Records drawn from a dataset:
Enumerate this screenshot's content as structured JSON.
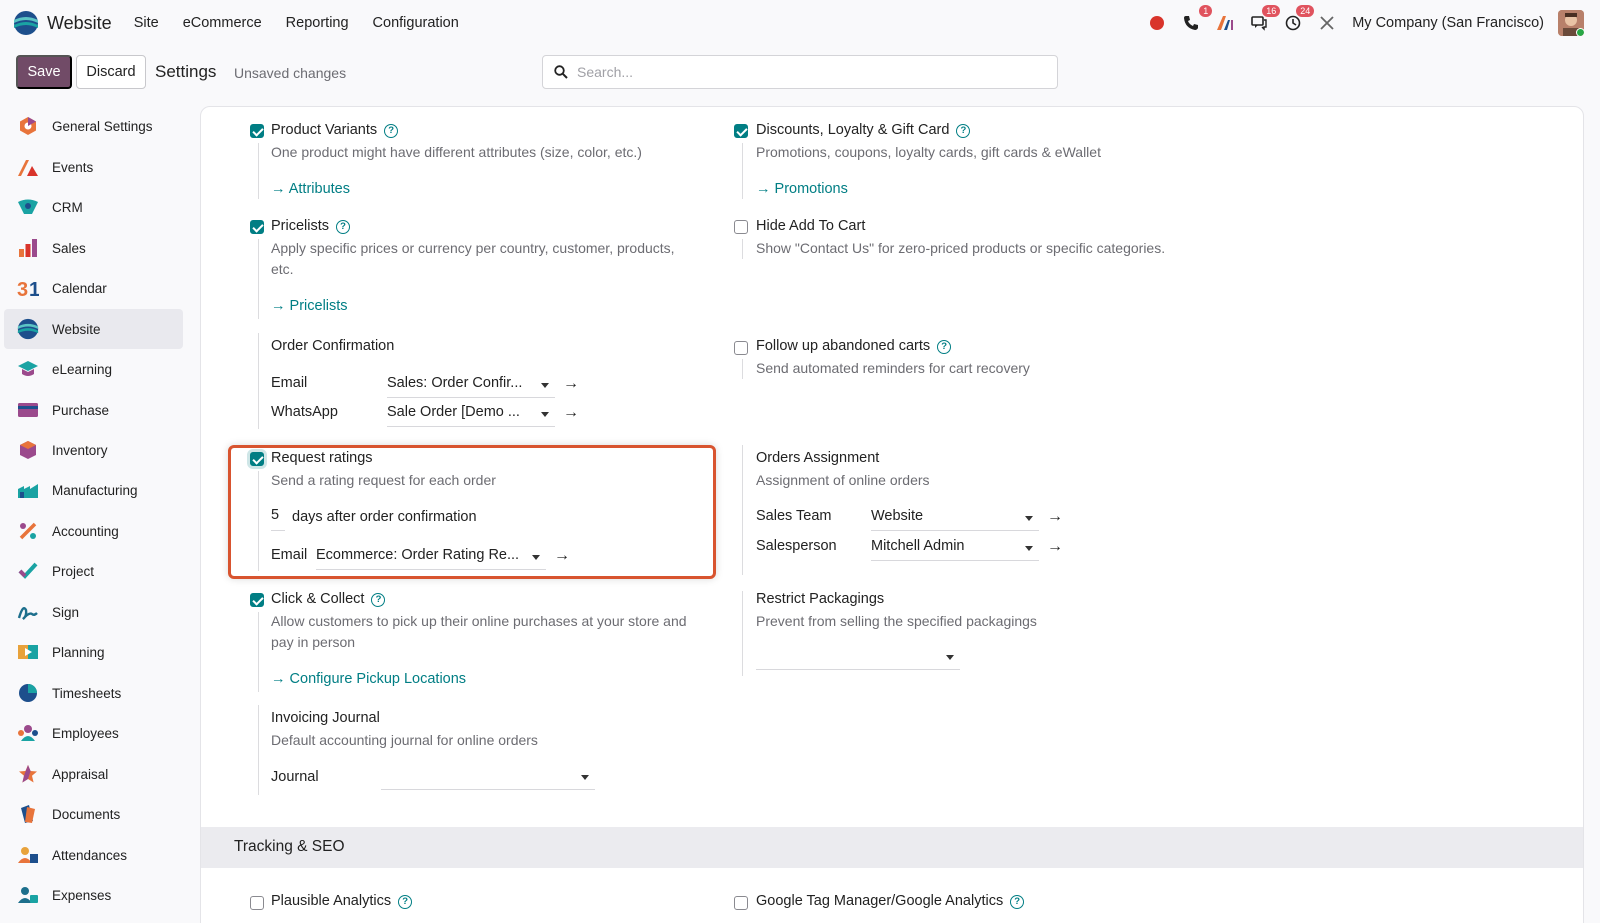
{
  "app": {
    "name": "Website",
    "menu": [
      "Site",
      "eCommerce",
      "Reporting",
      "Configuration"
    ],
    "badges": {
      "phone": "1",
      "chat": "16",
      "activity": "24"
    },
    "company": "My Company (San Francisco)"
  },
  "control": {
    "save_label": "Save",
    "discard_label": "Discard",
    "breadcrumb": "Settings",
    "status": "Unsaved changes",
    "search_placeholder": "Search..."
  },
  "sidebar": {
    "items": [
      {
        "label": "General Settings",
        "icon": "general-settings-icon",
        "color": "#e8743b"
      },
      {
        "label": "Events",
        "icon": "events-icon",
        "color": "#e8743b"
      },
      {
        "label": "CRM",
        "icon": "crm-icon",
        "color": "#1aa3a3"
      },
      {
        "label": "Sales",
        "icon": "sales-icon",
        "color": "#e8743b"
      },
      {
        "label": "Calendar",
        "icon": "calendar-icon",
        "color": "#e8743b"
      },
      {
        "label": "Website",
        "icon": "website-icon",
        "color": "#1aa3a3"
      },
      {
        "label": "eLearning",
        "icon": "elearning-icon",
        "color": "#1aa3a3"
      },
      {
        "label": "Purchase",
        "icon": "purchase-icon",
        "color": "#9b4a8c"
      },
      {
        "label": "Inventory",
        "icon": "inventory-icon",
        "color": "#e8743b"
      },
      {
        "label": "Manufacturing",
        "icon": "manufacturing-icon",
        "color": "#1aa3a3"
      },
      {
        "label": "Accounting",
        "icon": "accounting-icon",
        "color": "#e8743b"
      },
      {
        "label": "Project",
        "icon": "project-icon",
        "color": "#1aa3a3"
      },
      {
        "label": "Sign",
        "icon": "sign-icon",
        "color": "#1d6f8c"
      },
      {
        "label": "Planning",
        "icon": "planning-icon",
        "color": "#1aa3a3"
      },
      {
        "label": "Timesheets",
        "icon": "timesheets-icon",
        "color": "#1d4f8c"
      },
      {
        "label": "Employees",
        "icon": "employees-icon",
        "color": "#9b4a8c"
      },
      {
        "label": "Appraisal",
        "icon": "appraisal-icon",
        "color": "#e8743b"
      },
      {
        "label": "Documents",
        "icon": "documents-icon",
        "color": "#e8743b"
      },
      {
        "label": "Attendances",
        "icon": "attendances-icon",
        "color": "#e8a23b"
      },
      {
        "label": "Expenses",
        "icon": "expenses-icon",
        "color": "#1d6f8c"
      }
    ],
    "active": "Website"
  },
  "settings": {
    "product_variants": {
      "title": "Product Variants",
      "desc": "One product might have different attributes (size, color, etc.)",
      "link": "Attributes",
      "checked": true
    },
    "discounts": {
      "title": "Discounts, Loyalty & Gift Card",
      "desc": "Promotions, coupons, loyalty cards, gift cards & eWallet",
      "link": "Promotions",
      "checked": true
    },
    "pricelists": {
      "title": "Pricelists",
      "desc": "Apply specific prices or currency per country, customer, products, etc.",
      "link": "Pricelists",
      "checked": true
    },
    "hide_add_to_cart": {
      "title": "Hide Add To Cart",
      "desc": "Show \"Contact Us\" for zero-priced products or specific categories.",
      "checked": false
    },
    "order_confirmation": {
      "title": "Order Confirmation",
      "email_label": "Email",
      "email_value": "Sales: Order Confir...",
      "whatsapp_label": "WhatsApp",
      "whatsapp_value": "Sale Order [Demo ..."
    },
    "follow_up": {
      "title": "Follow up abandoned carts",
      "desc": "Send automated reminders for cart recovery",
      "checked": false
    },
    "request_ratings": {
      "title": "Request ratings",
      "desc": "Send a rating request for each order",
      "days": "5",
      "days_label": "days after order confirmation",
      "email_label": "Email",
      "email_value": "Ecommerce: Order Rating Re...",
      "checked": true
    },
    "orders_assignment": {
      "title": "Orders Assignment",
      "desc": "Assignment of online orders",
      "team_label": "Sales Team",
      "team_value": "Website",
      "person_label": "Salesperson",
      "person_value": "Mitchell Admin"
    },
    "click_collect": {
      "title": "Click & Collect",
      "desc": "Allow customers to pick up their online purchases at your store and pay in person",
      "link": "Configure Pickup Locations",
      "checked": true
    },
    "restrict_packagings": {
      "title": "Restrict Packagings",
      "desc": "Prevent from selling the specified packagings"
    },
    "invoicing_journal": {
      "title": "Invoicing Journal",
      "desc": "Default accounting journal for online orders",
      "journal_label": "Journal"
    },
    "tracking_section": "Tracking & SEO",
    "plausible": {
      "title": "Plausible Analytics",
      "checked": false
    },
    "gtm": {
      "title": "Google Tag Manager/Google Analytics",
      "checked": false
    }
  },
  "colors": {
    "accent": "#017e84",
    "primary": "#714b67",
    "highlight": "#d8542f"
  }
}
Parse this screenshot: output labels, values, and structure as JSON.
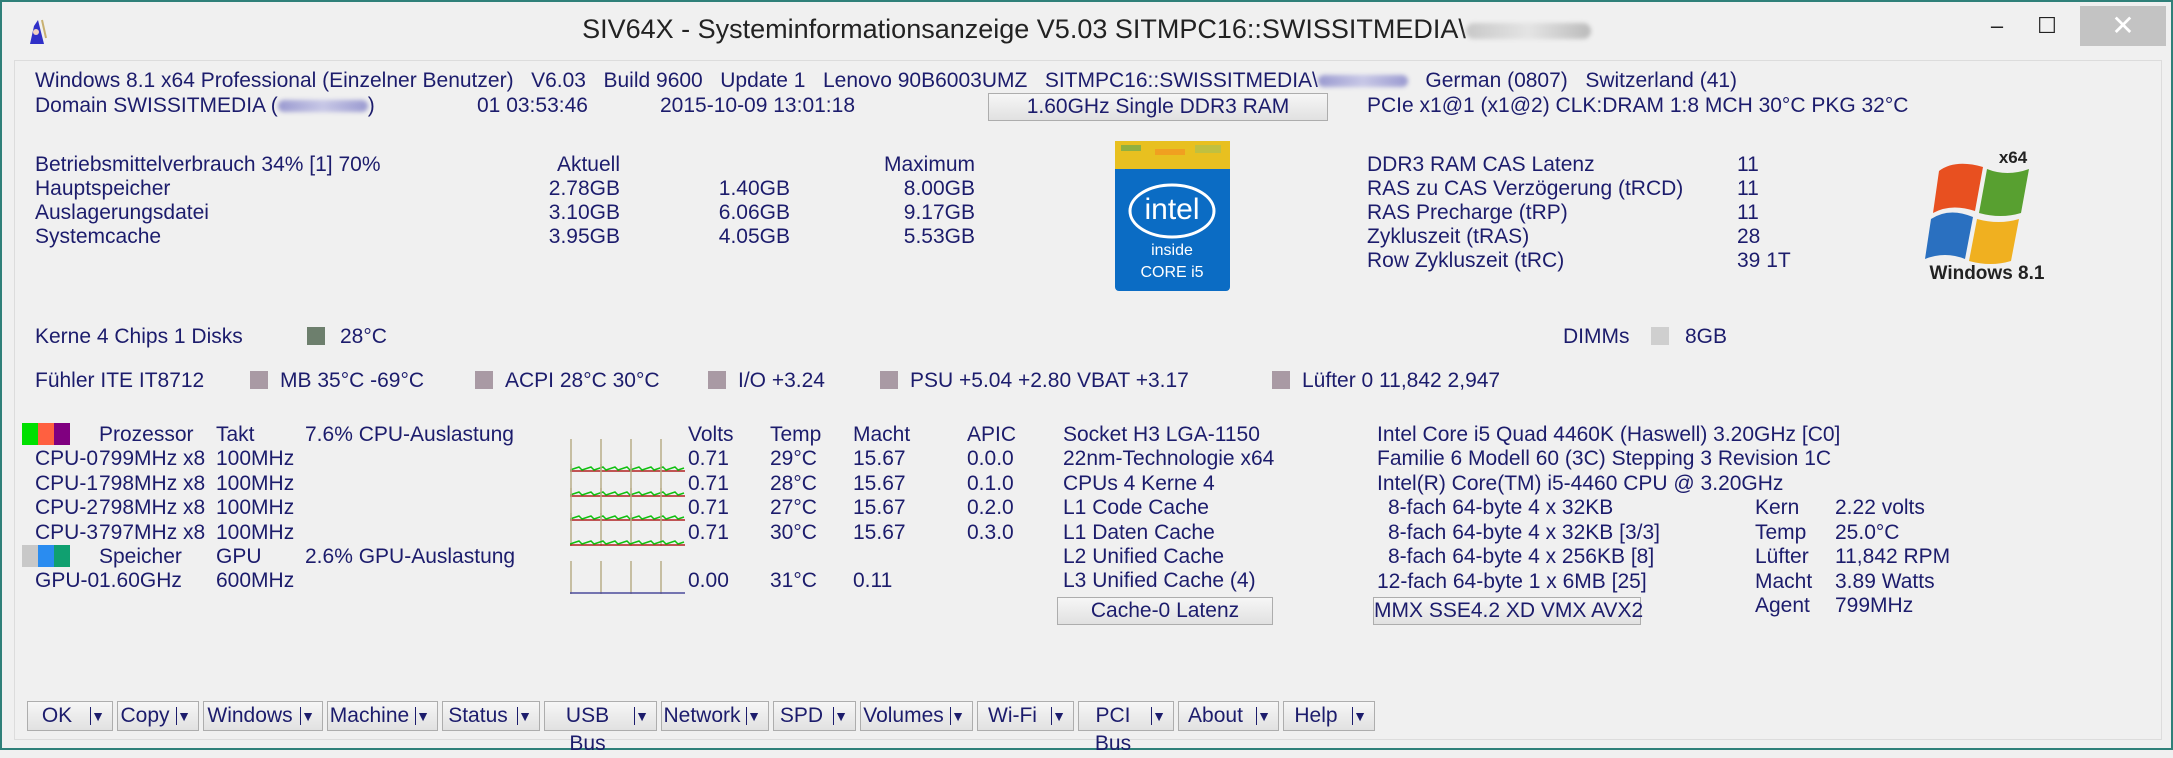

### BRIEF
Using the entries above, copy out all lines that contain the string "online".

### EXERCISE RESPONSE
      "desc": "Assignment of online orders",
      "desc": "Allow customers to pick up their online purchases at your store and pay in person",
      "desc": "Default accounting journal for online orders",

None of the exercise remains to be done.